10
Feb
ZOOM, ZOOM LINK

Populism, neoliberalism and sustainable alternatives in rural Europe

seminars, workshops |

Division of Rural Development invites you to a webinar with Natalia Mamonova, postdoctoral researcher at the Swedish Institute of International Affairs and the principal coordinator of the European team of the Emancipatory Rural Politics Initiative (ERPI Europe).

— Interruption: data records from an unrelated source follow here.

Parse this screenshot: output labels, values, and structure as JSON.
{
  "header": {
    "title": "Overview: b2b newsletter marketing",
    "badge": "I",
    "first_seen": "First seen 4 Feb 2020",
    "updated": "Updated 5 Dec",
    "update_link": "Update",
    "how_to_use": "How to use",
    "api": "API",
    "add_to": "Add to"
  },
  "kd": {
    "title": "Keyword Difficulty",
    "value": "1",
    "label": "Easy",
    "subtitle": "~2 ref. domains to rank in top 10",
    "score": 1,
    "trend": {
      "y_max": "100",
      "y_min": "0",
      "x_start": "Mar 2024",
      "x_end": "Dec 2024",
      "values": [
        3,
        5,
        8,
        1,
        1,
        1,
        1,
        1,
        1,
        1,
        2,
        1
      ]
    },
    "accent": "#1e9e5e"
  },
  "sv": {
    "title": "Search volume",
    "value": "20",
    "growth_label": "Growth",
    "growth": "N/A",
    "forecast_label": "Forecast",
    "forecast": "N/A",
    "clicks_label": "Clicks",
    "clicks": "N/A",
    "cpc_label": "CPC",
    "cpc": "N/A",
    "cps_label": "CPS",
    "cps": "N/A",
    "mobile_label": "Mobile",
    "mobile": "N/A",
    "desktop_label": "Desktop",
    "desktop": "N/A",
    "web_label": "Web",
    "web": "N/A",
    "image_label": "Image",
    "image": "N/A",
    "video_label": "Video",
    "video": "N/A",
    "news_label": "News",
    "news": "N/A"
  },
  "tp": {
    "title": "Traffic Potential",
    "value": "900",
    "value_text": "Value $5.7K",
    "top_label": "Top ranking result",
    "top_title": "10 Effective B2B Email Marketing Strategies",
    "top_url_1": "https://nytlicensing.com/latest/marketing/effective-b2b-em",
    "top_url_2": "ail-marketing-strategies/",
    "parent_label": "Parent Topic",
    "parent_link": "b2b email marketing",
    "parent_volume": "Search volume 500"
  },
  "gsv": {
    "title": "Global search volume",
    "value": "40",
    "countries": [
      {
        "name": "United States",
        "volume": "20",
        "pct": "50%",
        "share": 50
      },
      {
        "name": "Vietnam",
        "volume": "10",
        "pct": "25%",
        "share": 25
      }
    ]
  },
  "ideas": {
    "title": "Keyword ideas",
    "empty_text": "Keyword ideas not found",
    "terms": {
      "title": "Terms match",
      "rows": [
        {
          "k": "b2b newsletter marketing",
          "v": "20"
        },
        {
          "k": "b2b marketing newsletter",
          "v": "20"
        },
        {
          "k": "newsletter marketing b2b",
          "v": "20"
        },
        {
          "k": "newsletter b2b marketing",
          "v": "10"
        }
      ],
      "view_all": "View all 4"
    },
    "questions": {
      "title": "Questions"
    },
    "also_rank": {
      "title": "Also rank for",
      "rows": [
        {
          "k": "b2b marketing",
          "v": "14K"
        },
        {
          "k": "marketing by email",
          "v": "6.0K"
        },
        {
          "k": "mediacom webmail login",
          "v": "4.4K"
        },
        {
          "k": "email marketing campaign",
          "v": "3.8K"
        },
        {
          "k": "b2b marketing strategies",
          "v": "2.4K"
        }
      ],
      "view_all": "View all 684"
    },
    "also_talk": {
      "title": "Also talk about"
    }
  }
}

Right-wing populism has gained ground in Europe in recent years, with the greatest support among rural communities. Yet the European countryside remains largely overlooked in debates on the current political crisis and the ways out of it. In this lecture, Dr. Natalia Mamonova will discuss the key factors that influence rural support for regressive political forces in Europe,
paying especial attention to the processes in Central and Eastern Europe. She will engage with the agrarian studies literature to demonstrate the impact of neoliberal capitalism in the European countryside, revealing its social, economic and environmental costs. She argues that the countryside provides not only a breeding ground for right-wing populism, it also may offer progressive solutions in the form of emancipatory rural politics.

The discussion will be moderated by ILDIKÓ ASZTALOS MORELL associate professor in sociology and lecturer at the Division of Rural Development and NOÉMI GONDA researcher at the Division of Rural Development based on
reflections inspired by their own research on populism and authoritarianism in CEE countries and beyond.


Natalia Amonova. Photo.NATALIA MAMONOVA is a postdoctoral researcher at the Swedish Institute
of International Affairs and the principal coordinator of the European team of
the Emancipatory Rural Politics Initiative (ERPI Europe). She holds a PhD from Erasmus University, the Netherlands. Her research interests focus on populism, food sovereignty and agrarian movements in rural Europe, primarily in Eastern Europe and the Former Soviet Union. During different periods, Natalia was a visiting researcher/lecturer at the University of Oxford, the ’New Europe College’ in Bucharest, and Helsinki University.

Page editor: anni.hoffren@slu.se